The Ministry of Transportation announced on Tuesday the result of the investigation into Didi Chuxing, which was launched just days after the second killing of a female passenger by her driver.
Authorities said Didi’s carpool service Hitch lacks adequate safety measures which could lead to major safety hazards, according to Xinhua (in Chinese). Authorities also slammed Didi for “failing to conduct driver qualification and background checks.” The ministry said that there are still a large number of illegal cars and unqualified drivers on Didi’s platform, adding that many of the safety personnel are also unlicensed.
The ministry said Didi Hitch should not only be suspended before meeting necessary regulatory requirements, but it should also clean up the illegal activities plaguing its platform. Furthermore, authorities also said executives and legal representatives should be fined and penalized for their negligence but did not specify the amount the fines should be.
Although the investigation was targeted at Didi Chuxing, it was actually an industry-wide crackdown that hit 7 other ride-hailing platforms including Shouqi, Shenzhou, CaoCao, Yidao Yongche, Meituan, DiDa, and Autonavi. The ministry said it will also take necessary steps against anti-competitive behavior in the ride-hailing industry.
In response to the conclusion of the investigation, founder and CEO of Didi Chuxing Cheng Wei said in a press release today that Didi’s will continue its safety rectification program for the next 6 months, and the Hitch service “will remain suspended indefinitely.”
The company said it will comply with regulatory requirements proposed by the Ministry and will “strengthen safety audits, organize offline inspections and driver interviews.” Moreover, the company will take an active role in organizing training sessions for drivers as well as helping drivers to acquire the necessary licenses, said Cheng.
Didi will also ramp up investment in safety products and improve existing safety measures such as audio and video recording during rides and one-tap panic button.
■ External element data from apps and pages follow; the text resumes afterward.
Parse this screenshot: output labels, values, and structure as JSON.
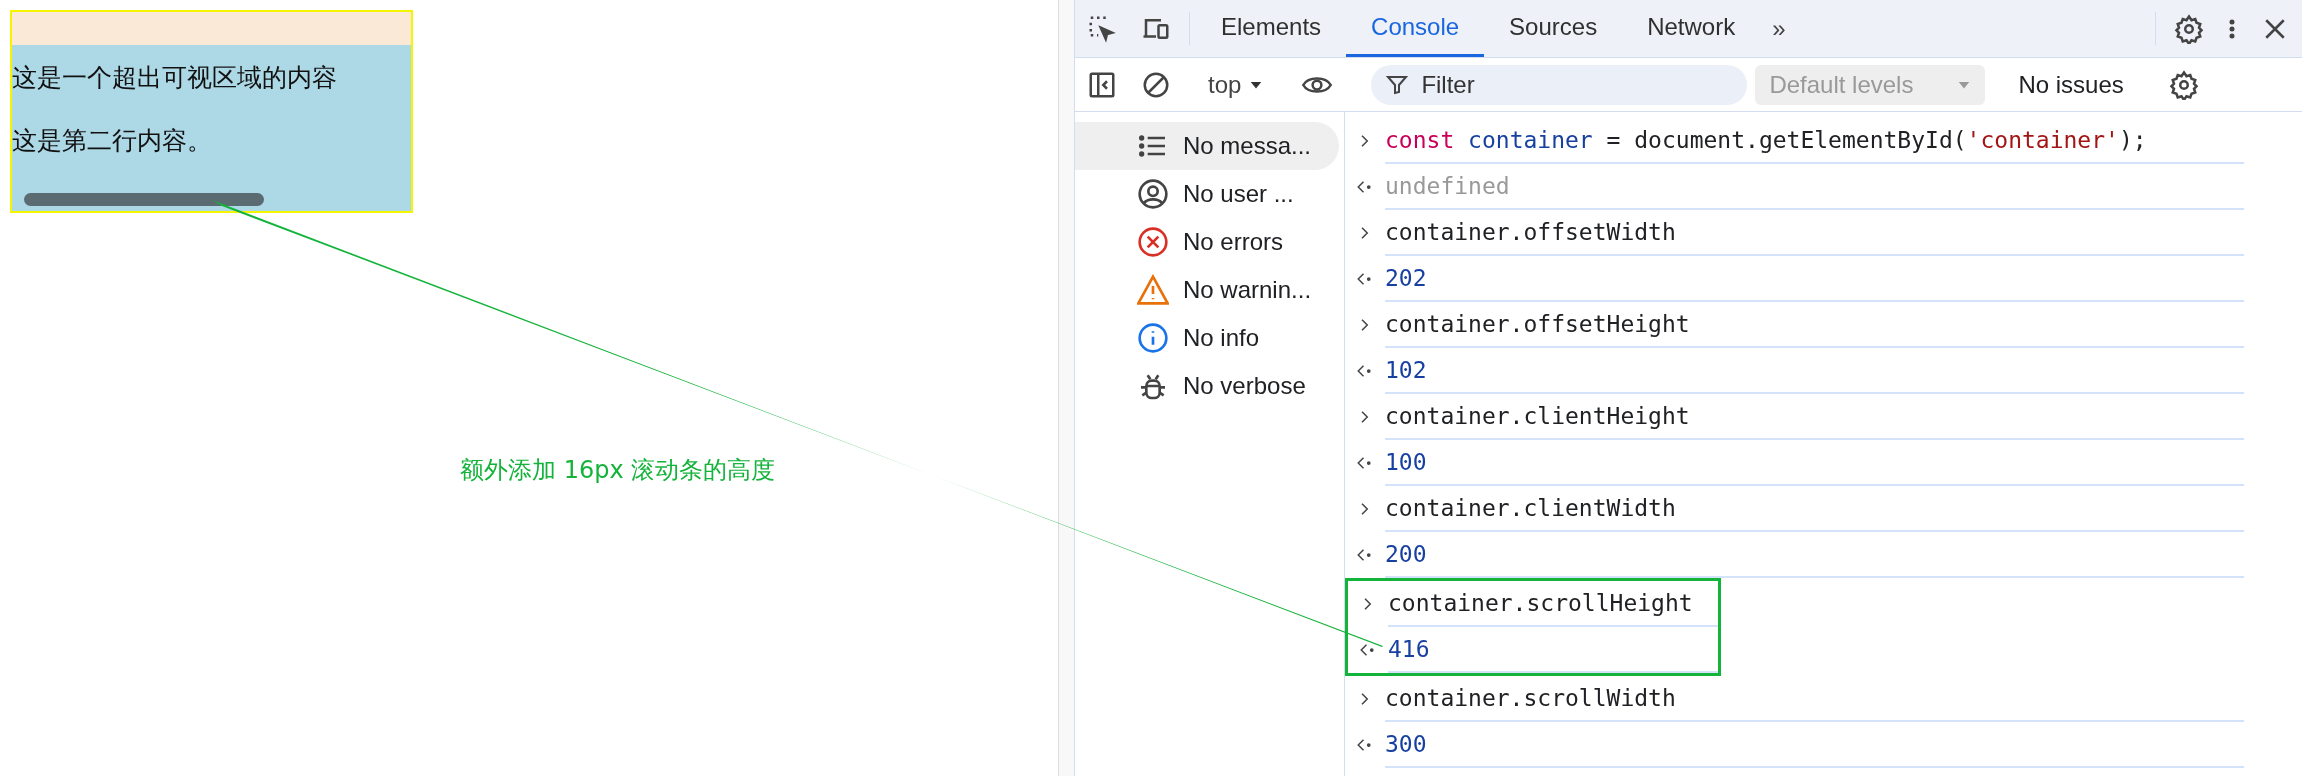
{
  "page": {
    "container": {
      "lines": [
        "这是一个超出可视区域的内容",
        "这是第二行内容。"
      ]
    },
    "annotation": {
      "text": "额外添加 16px 滚动条的高度"
    }
  },
  "devtools": {
    "tabs": [
      {
        "label": "Elements",
        "selected": false
      },
      {
        "label": "Console",
        "selected": true
      },
      {
        "label": "Sources",
        "selected": false
      },
      {
        "label": "Network",
        "selected": false
      }
    ],
    "more_tabs": "»",
    "toolbar": {
      "context": "top",
      "filter": {
        "placeholder": "Filter"
      },
      "levels": {
        "label": "Default levels",
        "disabled": true
      },
      "issues": "No issues"
    },
    "sidebar": {
      "items": [
        {
          "label": "No messa...",
          "kind": "messages",
          "selected": true
        },
        {
          "label": "No user ...",
          "kind": "user",
          "selected": false
        },
        {
          "label": "No errors",
          "kind": "error",
          "selected": false
        },
        {
          "label": "No warnin...",
          "kind": "warning",
          "selected": false
        },
        {
          "label": "No info",
          "kind": "info",
          "selected": false
        },
        {
          "label": "No verbose",
          "kind": "verbose",
          "selected": false
        }
      ]
    },
    "console": {
      "rows": [
        {
          "kind": "input",
          "annotated": false,
          "tokens": [
            {
              "kind": "keyword",
              "text": "const "
            },
            {
              "kind": "variable",
              "text": "container"
            },
            {
              "kind": "plain",
              "text": " = document.getElementById("
            },
            {
              "kind": "string",
              "text": "'container'"
            },
            {
              "kind": "plain",
              "text": ");"
            }
          ]
        },
        {
          "kind": "output",
          "annotated": false,
          "tokens": [
            {
              "kind": "undefined",
              "text": "undefined"
            }
          ]
        },
        {
          "kind": "input",
          "annotated": false,
          "tokens": [
            {
              "kind": "plain",
              "text": "container.offsetWidth"
            }
          ]
        },
        {
          "kind": "output",
          "annotated": false,
          "tokens": [
            {
              "kind": "number",
              "text": "202"
            }
          ]
        },
        {
          "kind": "input",
          "annotated": false,
          "tokens": [
            {
              "kind": "plain",
              "text": "container.offsetHeight"
            }
          ]
        },
        {
          "kind": "output",
          "annotated": false,
          "tokens": [
            {
              "kind": "number",
              "text": "102"
            }
          ]
        },
        {
          "kind": "input",
          "annotated": false,
          "tokens": [
            {
              "kind": "plain",
              "text": "container.clientHeight"
            }
          ]
        },
        {
          "kind": "output",
          "annotated": false,
          "tokens": [
            {
              "kind": "number",
              "text": "100"
            }
          ]
        },
        {
          "kind": "input",
          "annotated": false,
          "tokens": [
            {
              "kind": "plain",
              "text": "container.clientWidth"
            }
          ]
        },
        {
          "kind": "output",
          "annotated": false,
          "tokens": [
            {
              "kind": "number",
              "text": "200"
            }
          ]
        },
        {
          "kind": "input",
          "annotated": true,
          "tokens": [
            {
              "kind": "plain",
              "text": "container.scrollHeight"
            }
          ]
        },
        {
          "kind": "output",
          "annotated": true,
          "tokens": [
            {
              "kind": "number",
              "text": "416"
            }
          ]
        },
        {
          "kind": "input",
          "annotated": false,
          "tokens": [
            {
              "kind": "plain",
              "text": "container.scrollWidth"
            }
          ]
        },
        {
          "kind": "output",
          "annotated": false,
          "tokens": [
            {
              "kind": "number",
              "text": "300"
            }
          ]
        }
      ]
    }
  }
}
“As a young company, Didi still needs to work on many shortcomings and imperfections that have brought the public great concern,” Cheng admittedly said.